Your instructions: Would you set down the whole listing again exactly as it appears?

Raw data:
#####

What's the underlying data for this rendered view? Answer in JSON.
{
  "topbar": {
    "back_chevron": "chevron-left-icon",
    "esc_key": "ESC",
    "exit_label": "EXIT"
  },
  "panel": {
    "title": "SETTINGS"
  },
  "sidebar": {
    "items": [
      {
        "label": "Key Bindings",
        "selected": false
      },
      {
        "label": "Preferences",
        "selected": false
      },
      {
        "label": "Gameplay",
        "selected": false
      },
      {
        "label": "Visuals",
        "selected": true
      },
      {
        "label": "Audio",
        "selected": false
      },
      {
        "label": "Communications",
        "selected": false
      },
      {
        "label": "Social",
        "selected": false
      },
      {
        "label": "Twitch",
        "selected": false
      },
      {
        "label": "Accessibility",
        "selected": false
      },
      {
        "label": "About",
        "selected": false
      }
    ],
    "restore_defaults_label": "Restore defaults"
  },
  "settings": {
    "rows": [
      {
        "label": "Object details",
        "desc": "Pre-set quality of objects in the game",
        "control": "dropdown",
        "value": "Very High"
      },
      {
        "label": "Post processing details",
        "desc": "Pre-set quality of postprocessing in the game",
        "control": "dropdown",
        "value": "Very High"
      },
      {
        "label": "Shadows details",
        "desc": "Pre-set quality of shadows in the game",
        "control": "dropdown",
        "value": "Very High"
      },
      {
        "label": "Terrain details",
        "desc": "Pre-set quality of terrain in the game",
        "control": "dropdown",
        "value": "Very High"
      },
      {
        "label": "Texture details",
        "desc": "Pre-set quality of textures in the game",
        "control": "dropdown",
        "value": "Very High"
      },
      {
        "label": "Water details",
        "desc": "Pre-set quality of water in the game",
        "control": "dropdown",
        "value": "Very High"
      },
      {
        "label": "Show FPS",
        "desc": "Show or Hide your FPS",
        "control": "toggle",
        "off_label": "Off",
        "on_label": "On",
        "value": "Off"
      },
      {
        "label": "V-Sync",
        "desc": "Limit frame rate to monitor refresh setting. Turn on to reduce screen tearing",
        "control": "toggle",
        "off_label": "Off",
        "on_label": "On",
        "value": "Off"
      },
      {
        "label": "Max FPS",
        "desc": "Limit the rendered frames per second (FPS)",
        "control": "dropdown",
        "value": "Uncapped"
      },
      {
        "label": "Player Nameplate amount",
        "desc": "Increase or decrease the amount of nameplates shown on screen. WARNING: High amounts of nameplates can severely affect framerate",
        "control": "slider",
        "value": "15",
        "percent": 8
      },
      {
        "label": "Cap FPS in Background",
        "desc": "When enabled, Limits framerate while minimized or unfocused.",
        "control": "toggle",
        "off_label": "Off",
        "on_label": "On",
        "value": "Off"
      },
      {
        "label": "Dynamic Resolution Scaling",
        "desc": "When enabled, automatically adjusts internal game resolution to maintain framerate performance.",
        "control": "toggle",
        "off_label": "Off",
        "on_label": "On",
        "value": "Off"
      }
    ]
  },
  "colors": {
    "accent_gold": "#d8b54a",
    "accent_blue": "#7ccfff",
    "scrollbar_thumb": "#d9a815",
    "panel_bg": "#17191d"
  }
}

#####

Task answer:
What's the underlying data for this rendered view? Answer in JSON.
{
  "topbar": {
    "back_chevron": "chevron-left-icon",
    "esc_key": "ESC",
    "exit_label": "EXIT"
  },
  "panel": {
    "title": "SETTINGS"
  },
  "sidebar": {
    "items": [
      {
        "label": "Key Bindings",
        "selected": false
      },
      {
        "label": "Preferences",
        "selected": false
      },
      {
        "label": "Gameplay",
        "selected": false
      },
      {
        "label": "Visuals",
        "selected": true
      },
      {
        "label": "Audio",
        "selected": false
      },
      {
        "label": "Communications",
        "selected": false
      },
      {
        "label": "Social",
        "selected": false
      },
      {
        "label": "Twitch",
        "selected": false
      },
      {
        "label": "Accessibility",
        "selected": false
      },
      {
        "label": "About",
        "selected": false
      }
    ],
    "restore_defaults_label": "Restore defaults"
  },
  "settings": {
    "rows": [
      {
        "label": "Object details",
        "desc": "Pre-set quality of objects in the game",
        "control": "dropdown",
        "value": "Very High"
      },
      {
        "label": "Post processing details",
        "desc": "Pre-set quality of postprocessing in the game",
        "control": "dropdown",
        "value": "Very High"
      },
      {
        "label": "Shadows details",
        "desc": "Pre-set quality of shadows in the game",
        "control": "dropdown",
        "value": "Very High"
      },
      {
        "label": "Terrain details",
        "desc": "Pre-set quality of terrain in the game",
        "control": "dropdown",
        "value": "Very High"
      },
      {
        "label": "Texture details",
        "desc": "Pre-set quality of textures in the game",
        "control": "dropdown",
        "value": "Very High"
      },
      {
        "label": "Water details",
        "desc": "Pre-set quality of water in the game",
        "control": "dropdown",
        "value": "Very High"
      },
      {
        "label": "Show FPS",
        "desc": "Show or Hide your FPS",
        "control": "toggle",
        "off_label": "Off",
        "on_label": "On",
        "value": "Off"
      },
      {
        "label": "V-Sync",
        "desc": "Limit frame rate to monitor refresh setting. Turn on to reduce screen tearing",
        "control": "toggle",
        "off_label": "Off",
        "on_label": "On",
        "value": "Off"
      },
      {
        "label": "Max FPS",
        "desc": "Limit the rendered frames per second (FPS)",
        "control": "dropdown",
        "value": "Uncapped"
      },
      {
        "label": "Player Nameplate amount",
        "desc": "Increase or decrease the amount of nameplates shown on screen. WARNING: High amounts of nameplates can severely affect framerate",
        "control": "slider",
        "value": "15",
        "percent": 8
      },
      {
        "label": "Cap FPS in Background",
        "desc": "When enabled, Limits framerate while minimized or unfocused.",
        "control": "toggle",
        "off_label": "Off",
        "on_label": "On",
        "value": "Off"
      },
      {
        "label": "Dynamic Resolution Scaling",
        "desc": "When enabled, automatically adjusts internal game resolution to maintain framerate performance.",
        "control": "toggle",
        "off_label": "Off",
        "on_label": "On",
        "value": "Off"
      }
    ]
  },
  "colors": {
    "accent_gold": "#d8b54a",
    "accent_blue": "#7ccfff",
    "scrollbar_thumb": "#d9a815",
    "panel_bg": "#17191d"
  }
}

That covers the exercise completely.